Chinese foreign exchange reserves rose for the eighth consecutive month in September after weakening fears of capital flight. The foreign exchange reserves amounted to 3.1085 trillion USD at the end of September, rising by 16.98 billion USD from the previous month. The increase last month followed the 10.81 billion USD rise in August.
For the first time since June 2014, the Chinese foreign exchange reserves have risen for eight consecutive months, bringing the total to its highest level since 2016.
In January, Chinese foreign exchange reserves fell below 3 trillion USD, but the stabilization of the yuan has helped to smooth their growth since February.
At the same time, the Chinese economy grew by 6.9% in the first half of the year, with consumption, services and new innovation-oriented economic sectors taking on an increasingly important role for the economy.
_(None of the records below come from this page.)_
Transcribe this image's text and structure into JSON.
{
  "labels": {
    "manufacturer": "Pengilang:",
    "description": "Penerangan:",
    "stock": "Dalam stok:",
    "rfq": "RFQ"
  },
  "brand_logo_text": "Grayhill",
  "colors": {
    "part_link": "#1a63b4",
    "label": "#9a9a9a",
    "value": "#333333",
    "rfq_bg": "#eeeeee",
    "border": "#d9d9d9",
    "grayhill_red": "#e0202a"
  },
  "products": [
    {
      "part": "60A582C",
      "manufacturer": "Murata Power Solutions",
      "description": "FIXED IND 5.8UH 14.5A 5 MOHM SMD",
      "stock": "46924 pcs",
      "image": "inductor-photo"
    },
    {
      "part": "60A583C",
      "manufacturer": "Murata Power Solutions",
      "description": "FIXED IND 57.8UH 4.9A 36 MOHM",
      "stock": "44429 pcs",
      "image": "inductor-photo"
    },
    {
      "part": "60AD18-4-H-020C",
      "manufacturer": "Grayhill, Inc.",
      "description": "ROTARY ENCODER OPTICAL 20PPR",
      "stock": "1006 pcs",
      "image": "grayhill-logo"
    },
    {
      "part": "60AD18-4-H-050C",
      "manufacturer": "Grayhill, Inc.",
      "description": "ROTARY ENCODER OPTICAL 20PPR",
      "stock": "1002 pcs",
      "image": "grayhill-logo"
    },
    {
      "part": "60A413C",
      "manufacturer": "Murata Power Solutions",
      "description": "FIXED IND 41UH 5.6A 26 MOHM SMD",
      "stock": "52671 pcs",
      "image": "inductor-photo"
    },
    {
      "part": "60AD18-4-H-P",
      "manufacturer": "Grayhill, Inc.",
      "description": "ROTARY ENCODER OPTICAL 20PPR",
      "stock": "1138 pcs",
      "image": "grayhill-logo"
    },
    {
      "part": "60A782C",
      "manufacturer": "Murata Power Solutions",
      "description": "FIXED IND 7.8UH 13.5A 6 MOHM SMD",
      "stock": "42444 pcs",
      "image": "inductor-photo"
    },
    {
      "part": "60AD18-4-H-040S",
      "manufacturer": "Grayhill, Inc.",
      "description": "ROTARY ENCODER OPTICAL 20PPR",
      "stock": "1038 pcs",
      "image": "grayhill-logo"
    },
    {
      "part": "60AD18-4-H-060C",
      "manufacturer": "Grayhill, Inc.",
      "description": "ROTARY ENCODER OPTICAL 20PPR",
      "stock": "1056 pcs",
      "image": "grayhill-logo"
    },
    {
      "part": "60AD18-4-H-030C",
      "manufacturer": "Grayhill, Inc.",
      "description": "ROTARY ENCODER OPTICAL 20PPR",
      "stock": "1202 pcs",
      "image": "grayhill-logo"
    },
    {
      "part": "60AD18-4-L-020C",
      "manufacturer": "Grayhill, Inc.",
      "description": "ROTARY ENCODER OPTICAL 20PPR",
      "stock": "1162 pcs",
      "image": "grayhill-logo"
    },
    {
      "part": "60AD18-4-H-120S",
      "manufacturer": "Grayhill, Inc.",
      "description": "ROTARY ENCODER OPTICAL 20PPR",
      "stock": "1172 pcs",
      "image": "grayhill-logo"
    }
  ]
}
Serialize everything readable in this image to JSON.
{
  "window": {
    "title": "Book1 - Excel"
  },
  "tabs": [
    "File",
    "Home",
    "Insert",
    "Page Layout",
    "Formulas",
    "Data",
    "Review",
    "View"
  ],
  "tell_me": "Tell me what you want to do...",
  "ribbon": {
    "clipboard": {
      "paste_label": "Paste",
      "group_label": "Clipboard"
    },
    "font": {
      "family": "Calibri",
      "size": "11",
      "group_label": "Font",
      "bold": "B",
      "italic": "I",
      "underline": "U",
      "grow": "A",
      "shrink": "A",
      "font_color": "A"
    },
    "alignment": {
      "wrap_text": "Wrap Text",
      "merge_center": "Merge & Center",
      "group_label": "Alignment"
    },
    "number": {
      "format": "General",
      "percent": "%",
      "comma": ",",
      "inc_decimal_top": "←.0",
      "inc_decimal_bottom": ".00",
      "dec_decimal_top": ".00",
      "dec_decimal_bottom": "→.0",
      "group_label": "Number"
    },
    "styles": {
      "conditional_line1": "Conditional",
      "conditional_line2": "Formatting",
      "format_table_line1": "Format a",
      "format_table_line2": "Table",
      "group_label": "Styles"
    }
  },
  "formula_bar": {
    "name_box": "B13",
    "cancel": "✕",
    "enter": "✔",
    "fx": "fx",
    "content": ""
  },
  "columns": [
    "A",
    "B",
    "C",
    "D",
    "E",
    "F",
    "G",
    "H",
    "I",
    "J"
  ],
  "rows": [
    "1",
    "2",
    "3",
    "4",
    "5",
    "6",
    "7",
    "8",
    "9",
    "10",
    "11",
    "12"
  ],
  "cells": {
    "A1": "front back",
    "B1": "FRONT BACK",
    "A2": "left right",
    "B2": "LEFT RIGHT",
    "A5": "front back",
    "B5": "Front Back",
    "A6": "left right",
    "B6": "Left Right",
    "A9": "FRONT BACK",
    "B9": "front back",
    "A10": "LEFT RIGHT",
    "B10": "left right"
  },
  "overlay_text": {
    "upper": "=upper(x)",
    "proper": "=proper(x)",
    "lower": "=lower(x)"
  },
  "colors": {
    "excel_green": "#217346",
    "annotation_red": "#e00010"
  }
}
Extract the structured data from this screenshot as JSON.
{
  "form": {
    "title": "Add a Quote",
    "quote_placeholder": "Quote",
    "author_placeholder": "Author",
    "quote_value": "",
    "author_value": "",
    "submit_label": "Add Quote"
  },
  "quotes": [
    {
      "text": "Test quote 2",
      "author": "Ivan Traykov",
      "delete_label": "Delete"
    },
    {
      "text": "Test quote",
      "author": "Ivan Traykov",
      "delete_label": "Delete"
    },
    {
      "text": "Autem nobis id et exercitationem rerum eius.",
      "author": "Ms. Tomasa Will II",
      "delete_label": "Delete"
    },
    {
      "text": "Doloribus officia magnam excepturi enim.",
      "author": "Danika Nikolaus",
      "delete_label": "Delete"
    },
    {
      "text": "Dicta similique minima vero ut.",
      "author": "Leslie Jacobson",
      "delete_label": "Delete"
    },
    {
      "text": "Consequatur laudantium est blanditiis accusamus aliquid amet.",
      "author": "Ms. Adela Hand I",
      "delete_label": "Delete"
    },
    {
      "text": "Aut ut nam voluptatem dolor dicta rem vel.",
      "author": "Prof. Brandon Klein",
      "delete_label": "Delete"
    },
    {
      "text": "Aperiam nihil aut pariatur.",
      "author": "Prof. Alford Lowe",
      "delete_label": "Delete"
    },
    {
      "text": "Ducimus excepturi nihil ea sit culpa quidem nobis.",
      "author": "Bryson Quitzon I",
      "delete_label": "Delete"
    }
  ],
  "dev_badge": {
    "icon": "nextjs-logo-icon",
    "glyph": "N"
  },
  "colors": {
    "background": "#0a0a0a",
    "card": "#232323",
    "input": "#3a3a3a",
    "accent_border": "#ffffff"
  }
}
Encouraged by this, the global institutions, including the International Monetary Fund (IMF), are raising their country’s GDP forecasts.
GDP growth data for the third quarter is expected to come out on October 19, with Goldman Sachs forecasting growth of 6.9%.
Central bank data also shows that the country’s gold reserves shrank to 76.01 billion USD by the end of September from 77.7 billion USD a month earlier.